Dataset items
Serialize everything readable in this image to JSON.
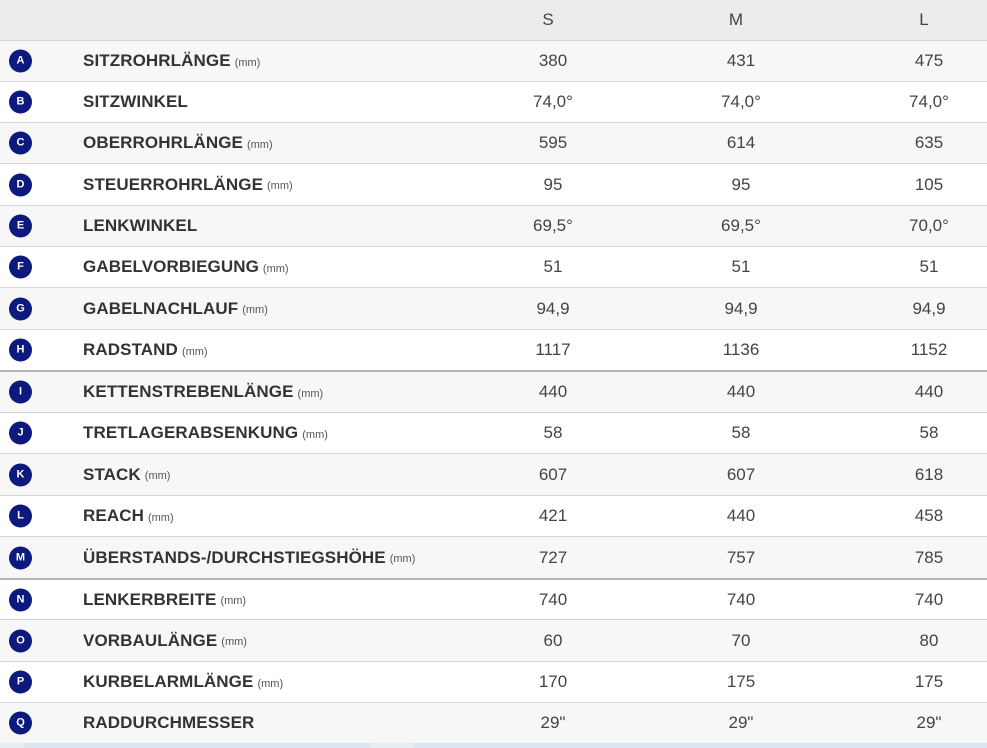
{
  "header": {
    "sizes": [
      "S",
      "M",
      "L"
    ]
  },
  "rows": [
    {
      "letter": "A",
      "name": "SITZROHRLÄNGE",
      "unit": "(mm)",
      "s": "380",
      "m": "431",
      "l": "475"
    },
    {
      "letter": "B",
      "name": "SITZWINKEL",
      "unit": "",
      "s": "74,0°",
      "m": "74,0°",
      "l": "74,0°"
    },
    {
      "letter": "C",
      "name": "OBERROHRLÄNGE",
      "unit": "(mm)",
      "s": "595",
      "m": "614",
      "l": "635"
    },
    {
      "letter": "D",
      "name": "STEUERROHRLÄNGE",
      "unit": "(mm)",
      "s": "95",
      "m": "95",
      "l": "105"
    },
    {
      "letter": "E",
      "name": "LENKWINKEL",
      "unit": "",
      "s": "69,5°",
      "m": "69,5°",
      "l": "70,0°"
    },
    {
      "letter": "F",
      "name": "GABELVORBIEGUNG",
      "unit": "(mm)",
      "s": "51",
      "m": "51",
      "l": "51"
    },
    {
      "letter": "G",
      "name": "GABELNACHLAUF",
      "unit": "(mm)",
      "s": "94,9",
      "m": "94,9",
      "l": "94,9"
    },
    {
      "letter": "H",
      "name": "RADSTAND",
      "unit": "(mm)",
      "s": "1117",
      "m": "1136",
      "l": "1152"
    },
    {
      "letter": "I",
      "name": "KETTENSTREBENLÄNGE",
      "unit": "(mm)",
      "s": "440",
      "m": "440",
      "l": "440"
    },
    {
      "letter": "J",
      "name": "TRETLAGERABSENKUNG",
      "unit": "(mm)",
      "s": "58",
      "m": "58",
      "l": "58"
    },
    {
      "letter": "K",
      "name": "STACK",
      "unit": "(mm)",
      "s": "607",
      "m": "607",
      "l": "618"
    },
    {
      "letter": "L",
      "name": "REACH",
      "unit": "(mm)",
      "s": "421",
      "m": "440",
      "l": "458"
    },
    {
      "letter": "M",
      "name": "ÜBERSTANDS-/DURCHSTIEGSHÖHE",
      "unit": "(mm)",
      "s": "727",
      "m": "757",
      "l": "785"
    },
    {
      "letter": "N",
      "name": "LENKERBREITE",
      "unit": "(mm)",
      "s": "740",
      "m": "740",
      "l": "740"
    },
    {
      "letter": "O",
      "name": "VORBAULÄNGE",
      "unit": "(mm)",
      "s": "60",
      "m": "70",
      "l": "80"
    },
    {
      "letter": "P",
      "name": "KURBELARMLÄNGE",
      "unit": "(mm)",
      "s": "170",
      "m": "175",
      "l": "175"
    },
    {
      "letter": "Q",
      "name": "RADDURCHMESSER",
      "unit": "",
      "s": "29\"",
      "m": "29\"",
      "l": "29\""
    }
  ],
  "colors": {
    "badge": "#0c1a7d",
    "header_bg": "#ececec",
    "row_alt_bg": "#f7f7f7"
  }
}
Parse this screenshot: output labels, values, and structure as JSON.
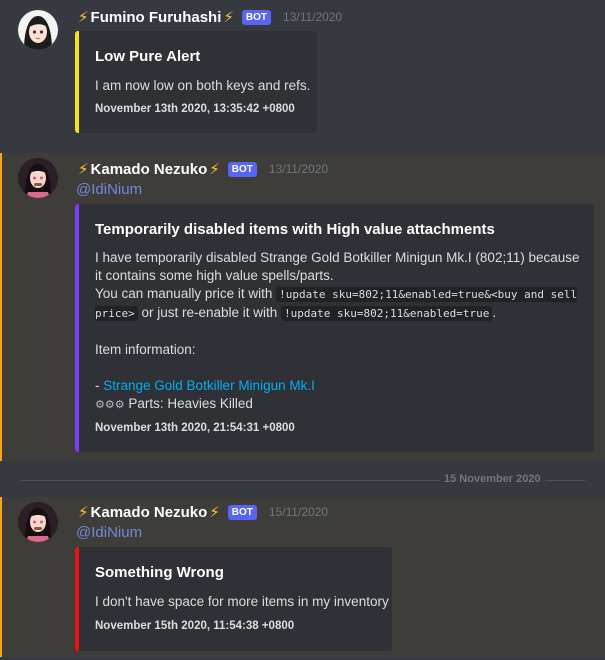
{
  "messages": [
    {
      "author": "Fumino Furuhashi",
      "bot_badge": "BOT",
      "timestamp": "13/11/2020",
      "embed": {
        "color": "#f5e21b",
        "title": "Low Pure Alert",
        "description": "I am now low on both keys and refs.",
        "footer": "November 13th 2020, 13:35:42 +0800"
      }
    },
    {
      "author": "Kamado Nezuko",
      "bot_badge": "BOT",
      "timestamp": "13/11/2020",
      "mention": "@IdiNium",
      "embed": {
        "color": "#7e3ef5",
        "title": "Temporarily disabled items with High value attachments",
        "line1": "I have temporarily disabled Strange Gold Botkiller Minigun Mk.I (802;11) because it contains some high value spells/parts.",
        "line2_pre": "You can manually price it with ",
        "code1": "!update sku=802;11&enabled=true&<buy and sell price>",
        "line2_mid": " or just re-enable it with ",
        "code2": "!update sku=802;11&enabled=true",
        "line2_post": ".",
        "info_heading": "Item information:",
        "item_dash": "- ",
        "item_link": "Strange Gold Botkiller Minigun Mk.I",
        "parts_icons": "⚙⚙⚙",
        "parts_text": " Parts: Heavies Killed",
        "footer": "November 13th 2020, 21:54:31 +0800"
      }
    },
    {
      "author": "Kamado Nezuko",
      "bot_badge": "BOT",
      "timestamp": "15/11/2020",
      "mention": "@IdiNium",
      "embed": {
        "color": "#e81414",
        "title": "Something Wrong",
        "description": "I don't have space for more items in my inventory",
        "footer": "November 15th 2020, 11:54:38 +0800"
      }
    }
  ],
  "date_divider": "15 November 2020",
  "colors": {
    "background": "#36393f",
    "highlight_bg": "#3e3d3a",
    "mention": "#7289da",
    "link": "#00aff4",
    "bot_badge": "#5865f2",
    "bolt": "#f7c43d"
  },
  "icons": {
    "bolt": "⚡",
    "avatar_1": "anime-girl-avatar",
    "avatar_2": "nezuko-avatar"
  }
}
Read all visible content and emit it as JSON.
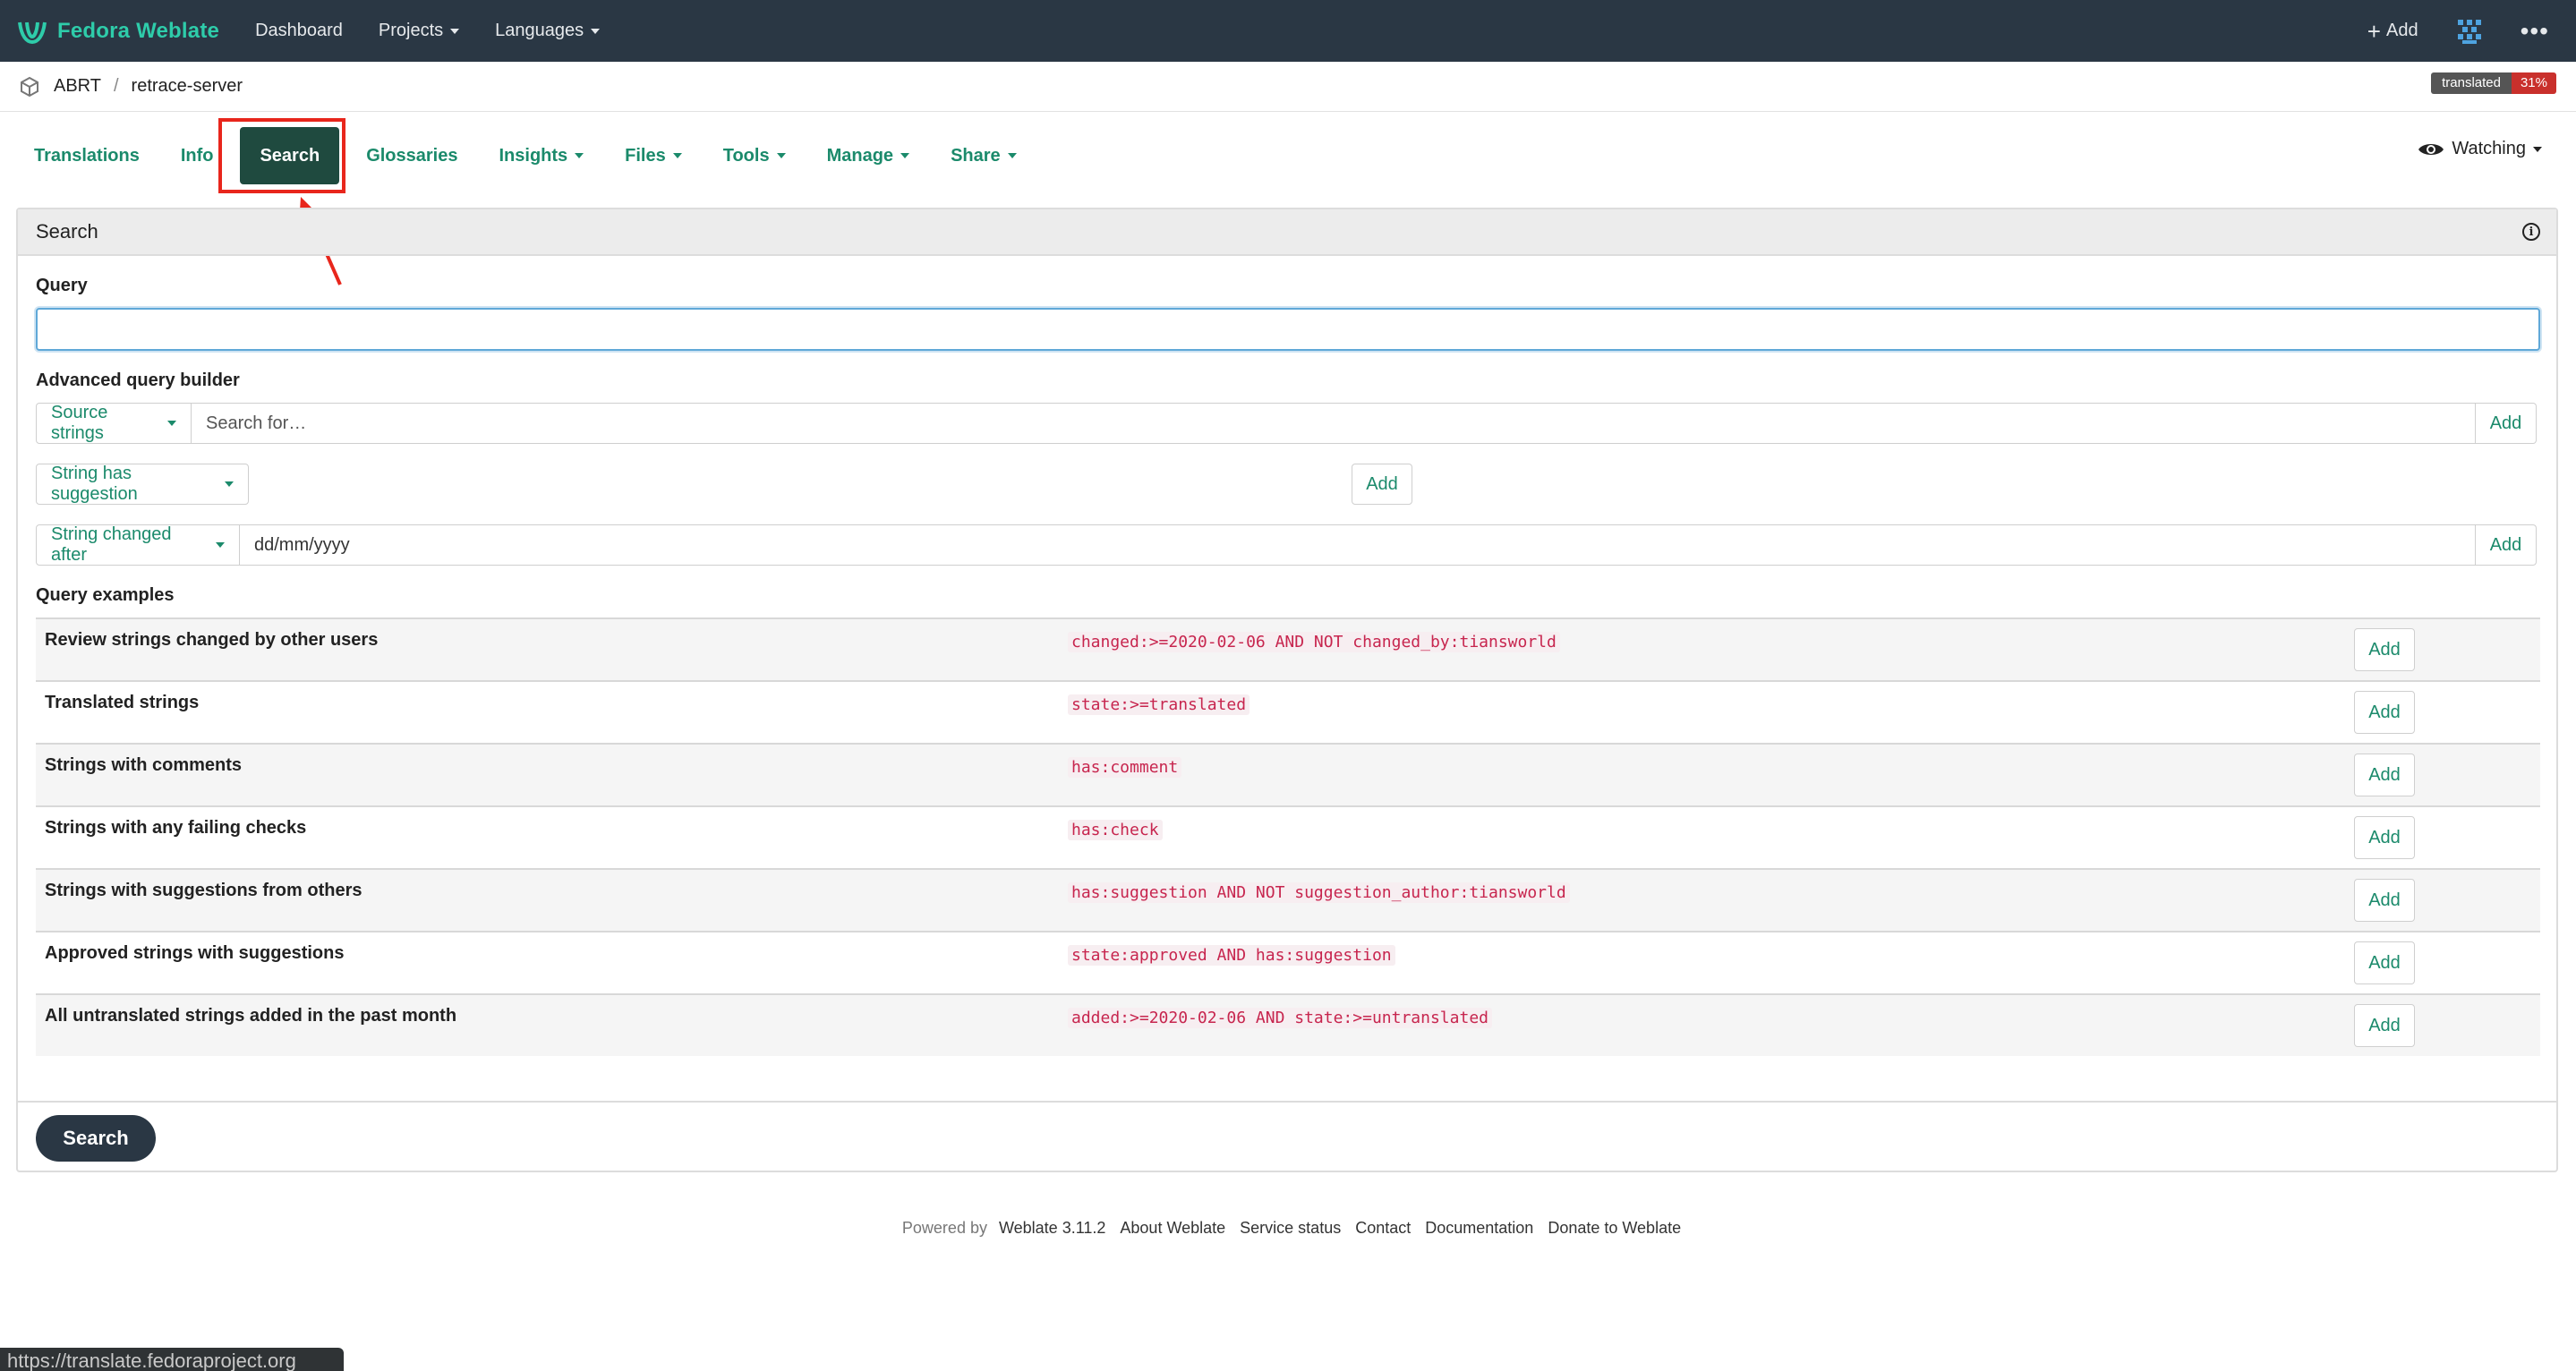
{
  "nav": {
    "brand": "Fedora Weblate",
    "items": [
      "Dashboard",
      "Projects",
      "Languages"
    ],
    "add_label": "Add"
  },
  "breadcrumb": {
    "project": "ABRT",
    "separator": "/",
    "component": "retrace-server",
    "badge_label": "translated",
    "badge_value": "31%"
  },
  "tabs": {
    "translations": "Translations",
    "info": "Info",
    "search": "Search",
    "glossaries": "Glossaries",
    "insights": "Insights",
    "files": "Files",
    "tools": "Tools",
    "manage": "Manage",
    "share": "Share"
  },
  "watching": "Watching",
  "panel": {
    "title": "Search",
    "query_label": "Query",
    "query_value": "",
    "builder_label": "Advanced query builder",
    "builder": {
      "row1_dropdown": "Source strings",
      "row1_placeholder": "Search for…",
      "row1_add": "Add",
      "row2_dropdown": "String has suggestion",
      "row2_add": "Add",
      "row3_dropdown": "String changed after",
      "row3_value": "dd/mm/yyyy",
      "row3_add": "Add"
    },
    "examples_label": "Query examples",
    "examples": [
      {
        "title": "Review strings changed by other users",
        "query": "changed:>=2020-02-06 AND NOT changed_by:tiansworld",
        "add": "Add"
      },
      {
        "title": "Translated strings",
        "query": "state:>=translated",
        "add": "Add"
      },
      {
        "title": "Strings with comments",
        "query": "has:comment",
        "add": "Add"
      },
      {
        "title": "Strings with any failing checks",
        "query": "has:check",
        "add": "Add"
      },
      {
        "title": "Strings with suggestions from others",
        "query": "has:suggestion AND NOT suggestion_author:tiansworld",
        "add": "Add"
      },
      {
        "title": "Approved strings with suggestions",
        "query": "state:approved AND has:suggestion",
        "add": "Add"
      },
      {
        "title": "All untranslated strings added in the past month",
        "query": "added:>=2020-02-06 AND state:>=untranslated",
        "add": "Add"
      }
    ],
    "submit": "Search"
  },
  "footer": {
    "powered_by": "Powered by",
    "weblate_version": "Weblate 3.11.2",
    "links": [
      "About Weblate",
      "Service status",
      "Contact",
      "Documentation",
      "Donate to Weblate"
    ]
  },
  "status_url": "https://translate.fedoraproject.org",
  "colors": {
    "navbar": "#2a3744",
    "brand": "#2eccaa",
    "accent_green": "#1b8a6b",
    "active_tab": "#1f4a3f",
    "annotation_red": "#e8261c",
    "code_red": "#c7254e"
  }
}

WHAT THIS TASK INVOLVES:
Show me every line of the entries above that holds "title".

RESPONSE FOR THIS EXERCISE:
        "title": "Low Pure Alert",
        "title": "Temporarily disabled items with High value attachments",
        "title": "Something Wrong",
    "title": "Search",
        "title": "Review strings changed by other users",
        "title": "Translated strings",
        "title": "Strings with comments",
        "title": "Strings with any failing checks",
        "title": "Strings with suggestions from others",
        "title": "Approved strings with suggestions",
        "title": "All untranslated strings added in the past month",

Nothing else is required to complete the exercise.